Sean Wilentz, a Princeton historian, has written for the NYT today an absolutely must-read essay on the looming debt default crisis, how it would violate the 14th Amendment to actually let the country go into default, and what President Obama should do if Republicans indeed cause this to happen.
Here’s the key part of Section 4 of the the 14th Amendment: “The validity of the public debt of the United States, […] shall not be questioned.” The context for this, according to Wilentz, is the following:
[T]he history of the 14th Amendment […] clearly shows that Congress intended the amendment to prevent precisely the abuses that the current House Republicans blithely condone. […]
[C]onservative Northern Democrats, many of whom had sympathized with the Confederacy, were in a position to obstruct or deny repayment on the full value of the public debt by paying creditors in depreciated paper money, or “greenbacks.” This effective repudiation of obligations already accrued — to, among others, hundreds of thousands of Union pensioners and widows, as well as investors — would destroy confidence in the government and endanger the economy.
In other words, 2013 is 1866 and a political party (this time the Republican Party) once again threatens to repudiate “obligations already accrued,” the effect of which would be to “destroy confidence in the government and endanger the economy.” This was prevented in 1866 by Constitutional amendment, and can be prevented again (according to Wilentz) by President Obama doing two things. First, Wilentz advises the President to tell the country “that the House Republicans are threatening to act in violation of the Constitution, which would expose the true character of their assault on the government.” Second, “he could pledge that, if worse came to worst, he would, once a default occurred, use his emergency powers to end it and save the nation and the world from catastrophe.”
To justify this 14th Amendment strategy, Wilentz points to Lincoln:
As Abraham Lincoln well knew, the executive, in times of national crisis, can invoke emergency powers to protect the Constitution.
Should House Republicans actually precipitate a default and, as expected, financial markets quickly begin to melt down, an emergency would inarguably exist.
Of course, if President Obama raised the debt ceiling by executive order, he would catch hell from right-wing media, and House Republicans might even go through the ritual of impeaching him (as they did with Bill Clinton). But Wilentz notes that “the president would have done his constitutional duty, saved the country and undoubtedly earned the gratitude of a relieved people. Then the people would find the opportunity to punish those who vandalized the Constitution and brought the country to the brink of ruin.”

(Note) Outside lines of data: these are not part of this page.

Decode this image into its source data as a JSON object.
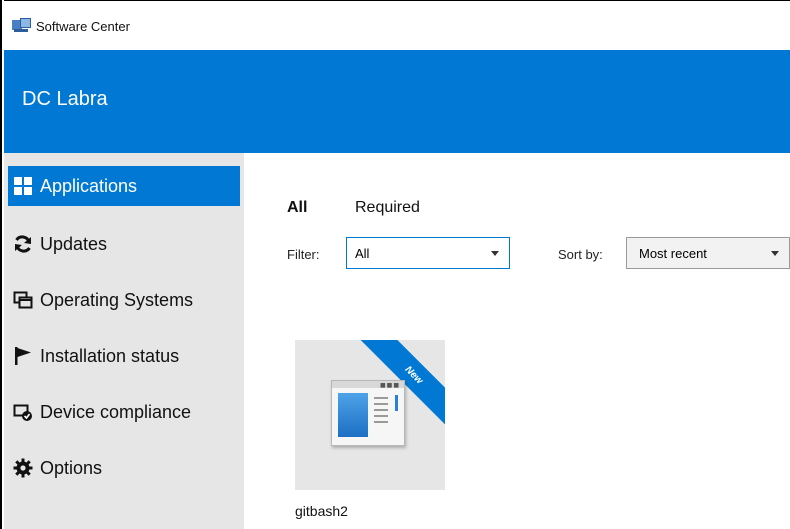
{
  "window": {
    "title": "Software Center",
    "icon": "software-center-app-icon"
  },
  "header": {
    "organization": "DC Labra",
    "color": "#0078d4"
  },
  "sidebar": {
    "items": [
      {
        "label": "Applications",
        "icon": "applications-grid-icon",
        "active": true
      },
      {
        "label": "Updates",
        "icon": "refresh-icon",
        "active": false
      },
      {
        "label": "Operating Systems",
        "icon": "operating-systems-icon",
        "active": false
      },
      {
        "label": "Installation status",
        "icon": "flag-icon",
        "active": false
      },
      {
        "label": "Device compliance",
        "icon": "device-compliance-icon",
        "active": false
      },
      {
        "label": "Options",
        "icon": "gear-icon",
        "active": false
      }
    ]
  },
  "main": {
    "tabs": [
      {
        "label": "All",
        "active": true
      },
      {
        "label": "Required",
        "active": false
      }
    ],
    "filter": {
      "label": "Filter:",
      "value": "All"
    },
    "sort": {
      "label": "Sort by:",
      "value": "Most recent"
    },
    "apps": [
      {
        "name": "gitbash2",
        "badge": "New",
        "icon": "application-window-icon"
      }
    ]
  }
}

I want the President to do what Wilentz advises. Back in July, by the way, former President Clinton was asked what he would do in the event of a House Republican debt default, and the NYT reported the following: